[Items from an interface collection]
((
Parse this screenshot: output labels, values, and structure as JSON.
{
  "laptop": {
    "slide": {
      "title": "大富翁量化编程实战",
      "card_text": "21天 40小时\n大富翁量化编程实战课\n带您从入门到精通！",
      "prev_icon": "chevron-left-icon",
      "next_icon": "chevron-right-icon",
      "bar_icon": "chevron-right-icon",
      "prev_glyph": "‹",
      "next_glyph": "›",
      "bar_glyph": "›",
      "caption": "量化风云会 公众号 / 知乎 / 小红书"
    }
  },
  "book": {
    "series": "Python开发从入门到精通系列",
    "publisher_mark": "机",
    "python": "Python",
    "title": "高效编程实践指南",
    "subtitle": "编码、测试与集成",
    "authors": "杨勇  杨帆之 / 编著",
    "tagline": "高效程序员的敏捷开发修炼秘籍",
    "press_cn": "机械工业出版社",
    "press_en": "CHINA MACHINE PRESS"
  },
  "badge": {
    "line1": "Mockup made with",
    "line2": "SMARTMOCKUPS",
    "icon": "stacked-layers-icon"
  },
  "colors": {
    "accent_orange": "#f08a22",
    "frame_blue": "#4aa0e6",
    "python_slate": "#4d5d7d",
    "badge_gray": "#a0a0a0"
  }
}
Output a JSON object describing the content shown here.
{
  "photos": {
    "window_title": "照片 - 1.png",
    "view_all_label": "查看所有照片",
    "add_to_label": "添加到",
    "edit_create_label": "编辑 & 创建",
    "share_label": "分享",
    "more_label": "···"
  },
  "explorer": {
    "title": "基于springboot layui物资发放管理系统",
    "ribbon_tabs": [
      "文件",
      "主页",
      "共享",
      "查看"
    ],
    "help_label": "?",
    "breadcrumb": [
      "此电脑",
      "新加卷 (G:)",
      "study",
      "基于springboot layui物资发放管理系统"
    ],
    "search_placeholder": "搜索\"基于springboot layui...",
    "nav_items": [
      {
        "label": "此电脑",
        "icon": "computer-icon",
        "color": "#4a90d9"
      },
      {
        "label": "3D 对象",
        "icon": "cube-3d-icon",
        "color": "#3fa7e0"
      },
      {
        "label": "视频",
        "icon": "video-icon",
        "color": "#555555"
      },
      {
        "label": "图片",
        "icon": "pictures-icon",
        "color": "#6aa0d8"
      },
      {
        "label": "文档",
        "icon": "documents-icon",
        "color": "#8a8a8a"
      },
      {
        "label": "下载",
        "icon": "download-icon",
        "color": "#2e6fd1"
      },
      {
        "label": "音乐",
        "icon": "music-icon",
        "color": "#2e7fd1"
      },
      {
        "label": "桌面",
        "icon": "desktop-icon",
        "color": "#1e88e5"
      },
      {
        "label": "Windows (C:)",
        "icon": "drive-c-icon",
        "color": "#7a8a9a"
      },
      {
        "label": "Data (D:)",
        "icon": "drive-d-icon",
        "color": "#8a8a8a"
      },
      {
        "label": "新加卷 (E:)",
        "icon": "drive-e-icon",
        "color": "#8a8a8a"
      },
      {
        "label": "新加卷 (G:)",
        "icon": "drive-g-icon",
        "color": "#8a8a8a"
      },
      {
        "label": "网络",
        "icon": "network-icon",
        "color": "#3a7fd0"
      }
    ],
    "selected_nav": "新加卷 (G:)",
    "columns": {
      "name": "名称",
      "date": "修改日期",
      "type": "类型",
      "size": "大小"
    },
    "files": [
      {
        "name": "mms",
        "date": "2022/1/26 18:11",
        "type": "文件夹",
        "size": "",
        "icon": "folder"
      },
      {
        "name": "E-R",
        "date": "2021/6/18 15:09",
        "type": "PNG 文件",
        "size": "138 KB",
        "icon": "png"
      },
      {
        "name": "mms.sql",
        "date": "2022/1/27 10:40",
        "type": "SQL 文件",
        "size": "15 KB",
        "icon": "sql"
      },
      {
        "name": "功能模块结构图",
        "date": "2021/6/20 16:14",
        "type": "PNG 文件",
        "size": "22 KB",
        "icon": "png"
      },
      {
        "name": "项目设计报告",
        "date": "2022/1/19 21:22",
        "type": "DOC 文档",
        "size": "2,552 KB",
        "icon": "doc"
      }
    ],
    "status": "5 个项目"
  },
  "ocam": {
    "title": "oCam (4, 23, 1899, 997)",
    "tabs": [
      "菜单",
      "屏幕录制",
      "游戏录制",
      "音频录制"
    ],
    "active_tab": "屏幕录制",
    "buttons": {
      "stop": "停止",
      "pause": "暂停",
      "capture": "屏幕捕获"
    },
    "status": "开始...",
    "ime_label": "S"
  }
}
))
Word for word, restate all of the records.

Parse this screenshot: output labels, values, and structure as JSON.
{
  "laptop": {
    "slide": {
      "title": "大富翁量化编程实战",
      "card_text": "21天 40小时\n大富翁量化编程实战课\n带您从入门到精通！",
      "prev_icon": "chevron-left-icon",
      "next_icon": "chevron-right-icon",
      "bar_icon": "chevron-right-icon",
      "prev_glyph": "‹",
      "next_glyph": "›",
      "bar_glyph": "›",
      "caption": "量化风云会 公众号 / 知乎 / 小红书"
    }
  },
  "book": {
    "series": "Python开发从入门到精通系列",
    "publisher_mark": "机",
    "python": "Python",
    "title": "高效编程实践指南",
    "subtitle": "编码、测试与集成",
    "authors": "杨勇  杨帆之 / 编著",
    "tagline": "高效程序员的敏捷开发修炼秘籍",
    "press_cn": "机械工业出版社",
    "press_en": "CHINA MACHINE PRESS"
  },
  "badge": {
    "line1": "Mockup made with",
    "line2": "SMARTMOCKUPS",
    "icon": "stacked-layers-icon"
  },
  "colors": {
    "accent_orange": "#f08a22",
    "frame_blue": "#4aa0e6",
    "python_slate": "#4d5d7d",
    "badge_gray": "#a0a0a0"
  }
}
Output a JSON object describing the content shown here.
{
  "photos": {
    "window_title": "照片 - 1.png",
    "view_all_label": "查看所有照片",
    "add_to_label": "添加到",
    "edit_create_label": "编辑 & 创建",
    "share_label": "分享",
    "more_label": "···"
  },
  "explorer": {
    "title": "基于springboot layui物资发放管理系统",
    "ribbon_tabs": [
      "文件",
      "主页",
      "共享",
      "查看"
    ],
    "help_label": "?",
    "breadcrumb": [
      "此电脑",
      "新加卷 (G:)",
      "study",
      "基于springboot layui物资发放管理系统"
    ],
    "search_placeholder": "搜索\"基于springboot layui...",
    "nav_items": [
      {
        "label": "此电脑",
        "icon": "computer-icon",
        "color": "#4a90d9"
      },
      {
        "label": "3D 对象",
        "icon": "cube-3d-icon",
        "color": "#3fa7e0"
      },
      {
        "label": "视频",
        "icon": "video-icon",
        "color": "#555555"
      },
      {
        "label": "图片",
        "icon": "pictures-icon",
        "color": "#6aa0d8"
      },
      {
        "label": "文档",
        "icon": "documents-icon",
        "color": "#8a8a8a"
      },
      {
        "label": "下载",
        "icon": "download-icon",
        "color": "#2e6fd1"
      },
      {
        "label": "音乐",
        "icon": "music-icon",
        "color": "#2e7fd1"
      },
      {
        "label": "桌面",
        "icon": "desktop-icon",
        "color": "#1e88e5"
      },
      {
        "label": "Windows (C:)",
        "icon": "drive-c-icon",
        "color": "#7a8a9a"
      },
      {
        "label": "Data (D:)",
        "icon": "drive-d-icon",
        "color": "#8a8a8a"
      },
      {
        "label": "新加卷 (E:)",
        "icon": "drive-e-icon",
        "color": "#8a8a8a"
      },
      {
        "label": "新加卷 (G:)",
        "icon": "drive-g-icon",
        "color": "#8a8a8a"
      },
      {
        "label": "网络",
        "icon": "network-icon",
        "color": "#3a7fd0"
      }
    ],
    "selected_nav": "新加卷 (G:)",
    "columns": {
      "name": "名称",
      "date": "修改日期",
      "type": "类型",
      "size": "大小"
    },
    "files": [
      {
        "name": "mms",
        "date": "2022/1/26 18:11",
        "type": "文件夹",
        "size": "",
        "icon": "folder"
      },
      {
        "name": "E-R",
        "date": "2021/6/18 15:09",
        "type": "PNG 文件",
        "size": "138 KB",
        "icon": "png"
      },
      {
        "name": "mms.sql",
        "date": "2022/1/27 10:40",
        "type": "SQL 文件",
        "size": "15 KB",
        "icon": "sql"
      },
      {
        "name": "功能模块结构图",
        "date": "2021/6/20 16:14",
        "type": "PNG 文件",
        "size": "22 KB",
        "icon": "png"
      },
      {
        "name": "项目设计报告",
        "date": "2022/1/19 21:22",
        "type": "DOC 文档",
        "size": "2,552 KB",
        "icon": "doc"
      }
    ],
    "status": "5 个项目"
  },
  "ocam": {
    "title": "oCam (4, 23, 1899, 997)",
    "tabs": [
      "菜单",
      "屏幕录制",
      "游戏录制",
      "音频录制"
    ],
    "active_tab": "屏幕录制",
    "buttons": {
      "stop": "停止",
      "pause": "暂停",
      "capture": "屏幕捕获"
    },
    "status": "开始...",
    "ime_label": "S"
  }
}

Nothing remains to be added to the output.